President of Russia Vladimir Putin: Good afternoon, colleagues,
Let us start working.
In April of this year, we held a special meeting on the development of the metallurgical complex. At that time, just as today, it was attended by Government members and representatives of the relevant businesses. I believe we had an extremely concrete discussion, because we also spoke about the difficulties and challenges the Russian metal and steel manufacturers were facing and continue to experience.
I am referring to the restrictions imposed on their operations on foreign markets and the ban on the purchase of some foreign-made components for the production in Russia of bars, rolled metal and steel sheets. I have already noted that the Western countries adopted these decisions to serve political considerations, more than that, to serve current considerations that do not take into account the realities of global politics or the economy.
Moreover, even obvious, understandable consequences, such as an increase in the cost of construction materials on the global market, and the spurring of global inflation as a whole were not considered. The same thing is happening in some other sectors, in particular in the energy sector. A decrease in the well-being and quality of life of ordinary people, primarily in Europe, is of no concern to politicians.
This is not to mention such things as adherence to the principles of the World Trade Organisation; they are simply thrown on the scrap heap. Apparently, some of our Western partners do not even want to remember these principles anymore, because it is simply embarrassing to talk about it.
Let me add that restrictions on the operations of Russian metal and steel manufacturers are a clear act of unfair competition (I repeat, we can see this in other industries as well), they are attempts by Western countries to restrain Russian businesses as leaders in world metallurgy and redistribute the markets, of course, in their favour.
I would like to stress once again that Russia will always be a reliable and responsible supplier of metallurgical products to foreign customers and partners regardless of any current political troubles. We will also be reliable partners to those who are looking for beneficial, predictable business cooperation, but we will not act against our own best interests in relations with those who have adopted an openly unfriendly stance towards us. This applies not only to the metal market, but also to our other exports, which I have just mentioned twice.
And, of course, the sectoral companies, the Government and the regional heads should focus on meeting domestic demand for metal products. I am not talking only about stable supplies of these goods to our market but also about increasing these supplies, about growing demand, primarily due to the increase in the volume of construction of housing, industrial and commercial facilities, and because of the implementation of large infrastructure development programmes: railways, bridges and overpasses, as well as other capital facilities.
Let me remind you that at the meeting in April, instructions were given to adopt the Strategy for the Development of Russian Metallurgy until 2030. I asked for a special emphasis to be placed on the active growth of metal consumption within Russia and on ensuring affordable prices for these products for businesses and individuals, as well as for large regional and federal projects with a powerful effect on target sectors of the economy, on the territories of Russia, and ultimately, on the quality of life of our people.
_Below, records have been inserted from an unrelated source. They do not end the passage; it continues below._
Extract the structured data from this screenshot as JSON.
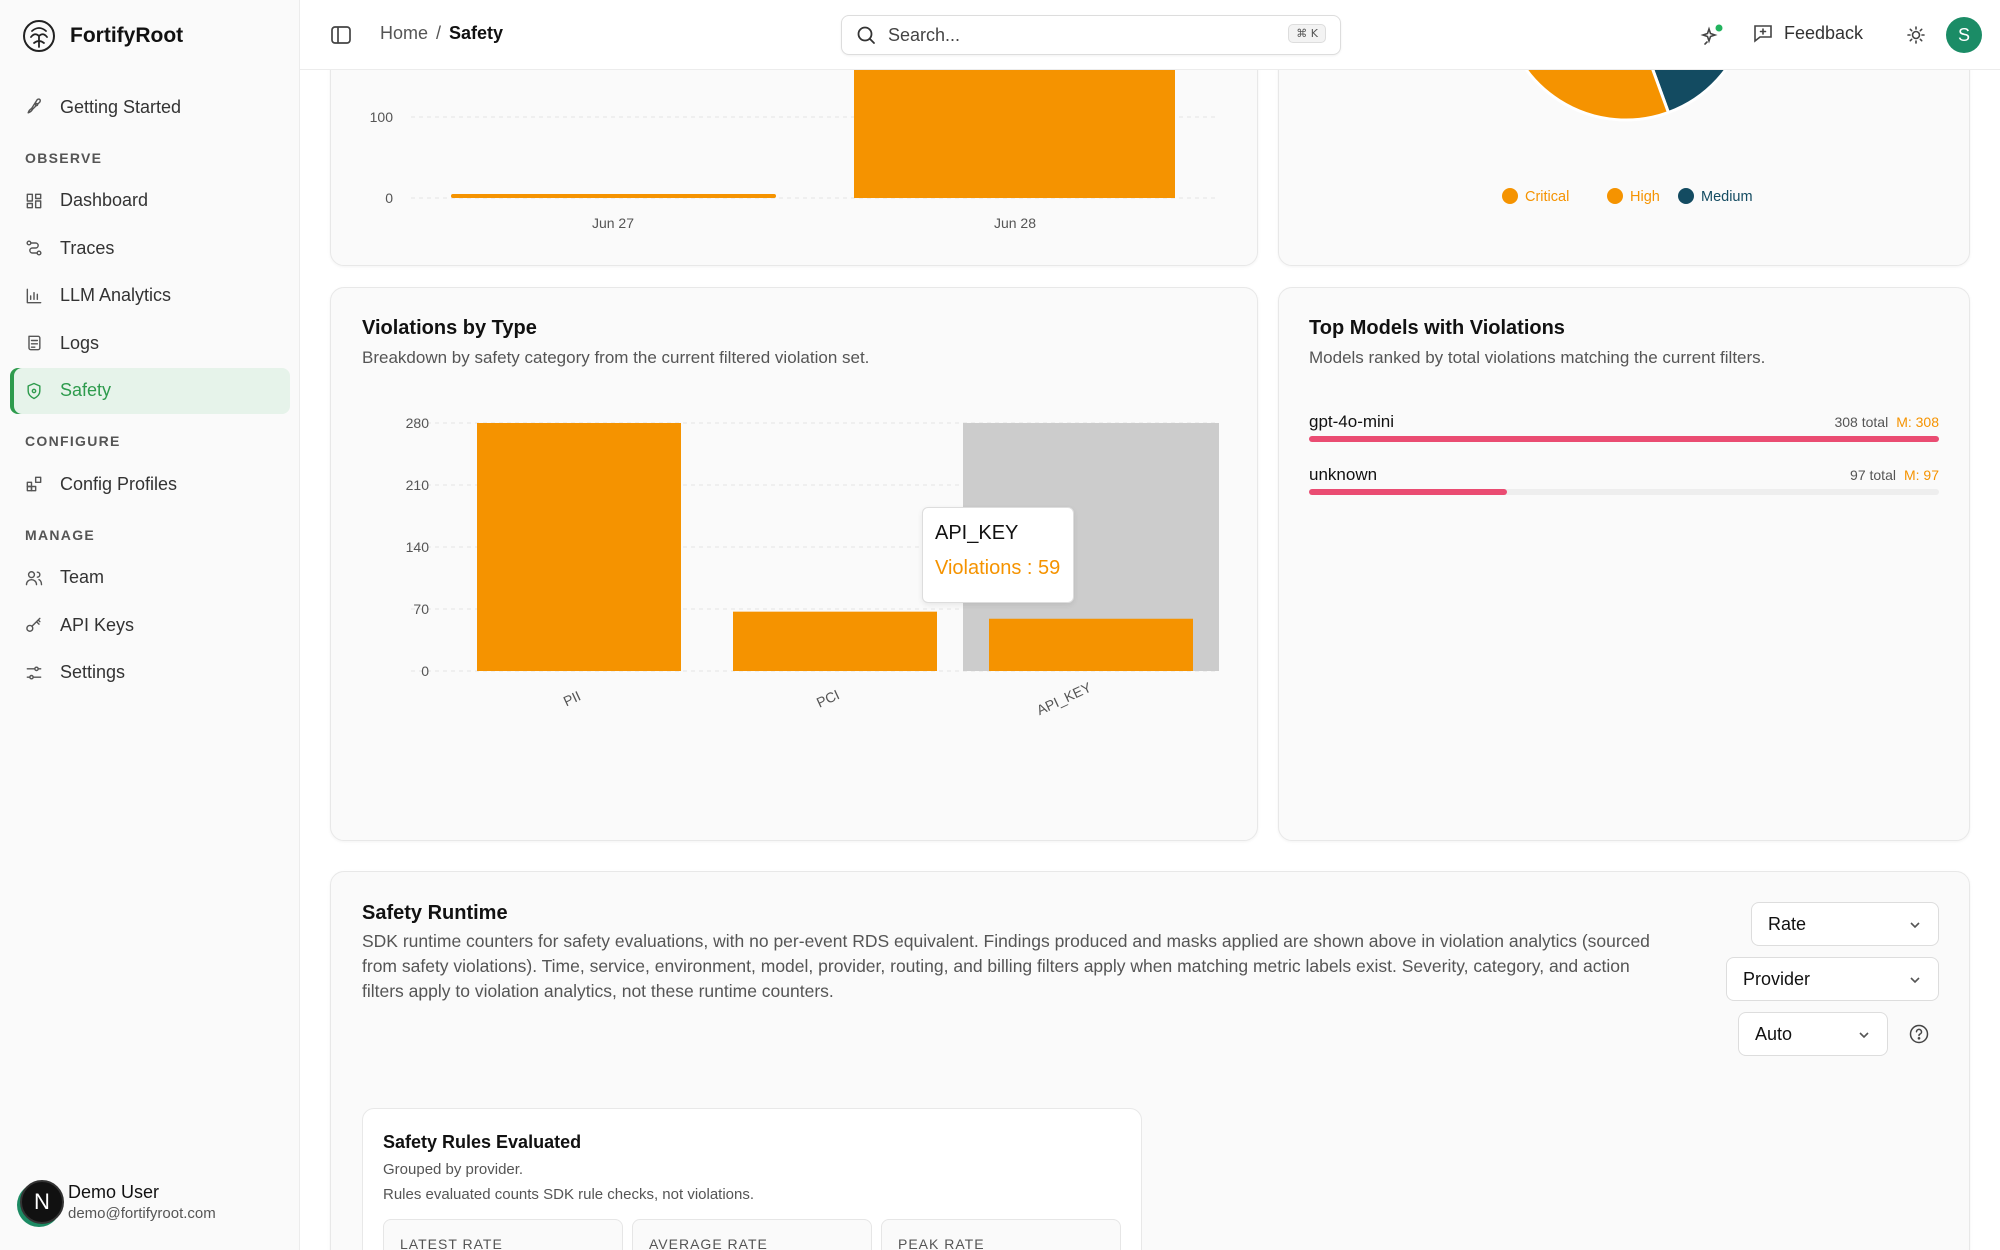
{
  "app": {
    "name": "FortifyRoot"
  },
  "sidebar": {
    "getting_started": "Getting Started",
    "sections": {
      "observe": "OBSERVE",
      "configure": "CONFIGURE",
      "manage": "MANAGE"
    },
    "items": {
      "dashboard": "Dashboard",
      "traces": "Traces",
      "llm_analytics": "LLM Analytics",
      "logs": "Logs",
      "safety": "Safety",
      "config_profiles": "Config Profiles",
      "team": "Team",
      "api_keys": "API Keys",
      "settings": "Settings"
    },
    "active": "Safety",
    "user": {
      "name": "Demo User",
      "email": "demo@fortifyroot.com",
      "initial": "N"
    }
  },
  "topbar": {
    "breadcrumb": {
      "home": "Home",
      "separator": "/",
      "current": "Safety"
    },
    "search": {
      "placeholder": "Search...",
      "shortcut": "⌘ K"
    },
    "feedback_label": "Feedback",
    "avatar_initial": "S"
  },
  "timeline_card": {
    "chart_data": {
      "type": "bar",
      "categories": [
        "Jun 27",
        "Jun 28"
      ],
      "y_ticks": [
        "100",
        "0"
      ],
      "color": "#f59300"
    }
  },
  "severity_card": {
    "chart_data": {
      "type": "pie",
      "legend": [
        {
          "name": "Critical",
          "color": "#f59300"
        },
        {
          "name": "High",
          "color": "#f59300"
        },
        {
          "name": "Medium",
          "color": "#134b61"
        }
      ]
    }
  },
  "violations_by_type": {
    "title": "Violations by Type",
    "description": "Breakdown by safety category from the current filtered violation set.",
    "chart_data": {
      "type": "bar",
      "categories": [
        "PII",
        "PCI",
        "API_KEY"
      ],
      "values": [
        280,
        67,
        59
      ],
      "y_ticks": [
        "280",
        "210",
        "140",
        "70",
        "0"
      ],
      "ylim": [
        0,
        280
      ],
      "color": "#f59300",
      "highlight_color": "#cccccc",
      "highlighted": "API_KEY"
    },
    "tooltip": {
      "label": "API_KEY",
      "value": "Violations : 59"
    }
  },
  "top_models": {
    "title": "Top Models with Violations",
    "description": "Models ranked by total violations matching the current filters.",
    "models": [
      {
        "name": "gpt-4o-mini",
        "total": "308 total",
        "m": "M: 308",
        "fraction": 1.0
      },
      {
        "name": "unknown",
        "total": "97 total",
        "m": "M: 97",
        "fraction": 0.315
      }
    ],
    "bar_color": "#ea4c72"
  },
  "safety_runtime": {
    "title": "Safety Runtime",
    "description_lines": [
      "SDK runtime counters for safety evaluations, with no per-event RDS equivalent. Findings produced and masks applied are shown above in violation analytics (sourced",
      "from safety violations). Time, service, environment, model, provider, routing, and billing filters apply when matching metric labels exist. Severity, category, and action",
      "filters apply to violation analytics, not these runtime counters."
    ],
    "selects": {
      "metric": "Rate",
      "group": "Provider",
      "interval": "Auto"
    },
    "rules_card": {
      "title": "Safety Rules Evaluated",
      "line1": "Grouped by provider.",
      "line2": "Rules evaluated counts SDK rule checks, not violations.",
      "stats": [
        "LATEST RATE",
        "AVERAGE RATE",
        "PEAK RATE"
      ]
    }
  }
}
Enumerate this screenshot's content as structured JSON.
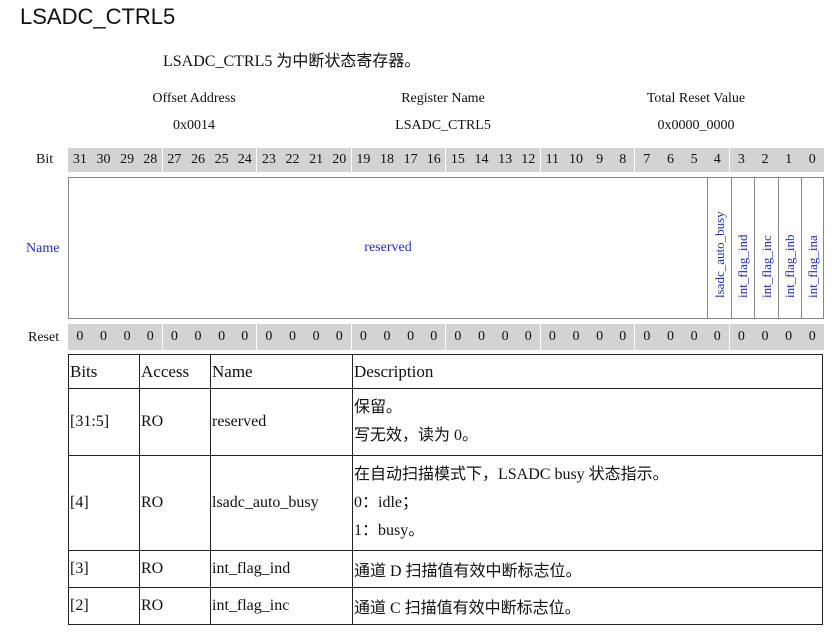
{
  "title": "LSADC_CTRL5",
  "intro": "LSADC_CTRL5 为中断状态寄存器。",
  "header": {
    "offset_label": "Offset Address",
    "offset_value": "0x0014",
    "regname_label": "Register Name",
    "regname_value": "LSADC_CTRL5",
    "reset_label": "Total Reset Value",
    "reset_value": "0x0000_0000"
  },
  "diagram": {
    "bit_label": "Bit",
    "name_label": "Name",
    "reset_label": "Reset",
    "bits": [
      "31",
      "30",
      "29",
      "28",
      "27",
      "26",
      "25",
      "24",
      "23",
      "22",
      "21",
      "20",
      "19",
      "18",
      "17",
      "16",
      "15",
      "14",
      "13",
      "12",
      "11",
      "10",
      "9",
      "8",
      "7",
      "6",
      "5",
      "4",
      "3",
      "2",
      "1",
      "0"
    ],
    "resets": [
      "0",
      "0",
      "0",
      "0",
      "0",
      "0",
      "0",
      "0",
      "0",
      "0",
      "0",
      "0",
      "0",
      "0",
      "0",
      "0",
      "0",
      "0",
      "0",
      "0",
      "0",
      "0",
      "0",
      "0",
      "0",
      "0",
      "0",
      "0",
      "0",
      "0",
      "0",
      "0"
    ],
    "fields": [
      "reserved",
      "lsadc_auto_busy",
      "int_flag_ind",
      "int_flag_inc",
      "int_flag_inb",
      "int_flag_ina"
    ],
    "field_color": "#2030c0"
  },
  "table": {
    "headers": [
      "Bits",
      "Access",
      "Name",
      "Description"
    ],
    "rows": [
      {
        "bits": "[31:5]",
        "access": "RO",
        "name": "reserved",
        "desc": [
          "保留。",
          "写无效，读为 0。"
        ]
      },
      {
        "bits": "[4]",
        "access": "RO",
        "name": "lsadc_auto_busy",
        "desc": [
          "在自动扫描模式下，LSADC busy 状态指示。",
          "0：idle；",
          "1：busy。"
        ]
      },
      {
        "bits": "[3]",
        "access": "RO",
        "name": "int_flag_ind",
        "desc": [
          "通道 D 扫描值有效中断标志位。"
        ]
      },
      {
        "bits": "[2]",
        "access": "RO",
        "name": "int_flag_inc",
        "desc": [
          "通道 C 扫描值有效中断标志位。"
        ]
      }
    ]
  }
}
Let me stress that the Strategy must not only be designed to overcome current difficulties and support Russian metallurgists and their workers in the current conditions, but also to set guidelines for the long-term development of the industry and create a foundation for the prospective plans of companies and enterprises.
Back then, the Government and businesses were also instructed to clarify the export areas of Russian metallurgy in order to redirect commodity flows towards dynamically growing markets and towards those partners who valued their reputation and were really interested in developing business contacts with Russia.
At our last meeting, a range of other issues that are significant for the operation of the metallurgical complex, including the specifics of the taxation of the industry, were also raised. Over the past few days and this morning, my colleagues from the Administration and the Government and I have raised and discussed all these issues once again.
I suggest discussing these problems yet again at our meeting today and talking about what has been done on each of the subjects that were discussed before, to analyse how the earlier decisions are being carried out. And, of course, I hope for a sincere discussion as always.
Let us begin our meeting with the report by Deputy Prime Minister – Minister of Industry and Trade Denis Manturov.
(In his report, Deputy Prime Minister – Minister of Industry and Trade Denis Manturov described the situation that has developed in the metallurgical complex due to limited access to Western markets and amid a slowdown in the global economy. Specific proposals were made on measures necessary to support the industry, such as lowering the fiscal burden introduced last year due to super profits, the need to revise the formulas for calculating the MET, considering the specifics of enterprises, and the systematic reduction of excessive regulation of the sector.
Among the priorities of the updated Strategy for Industry Development until 2030, Denis Manturov also mentioned growing demand for metal products on the domestic market, the industry’s raw material supply, development of transport corridors, the reduction of logistics costs, import substitution of technological equipment, personnel training, and industry decarbonisation. According to Mr Manturov, the document has now been submitted to the federal executive authorities and should be approved no later than October.)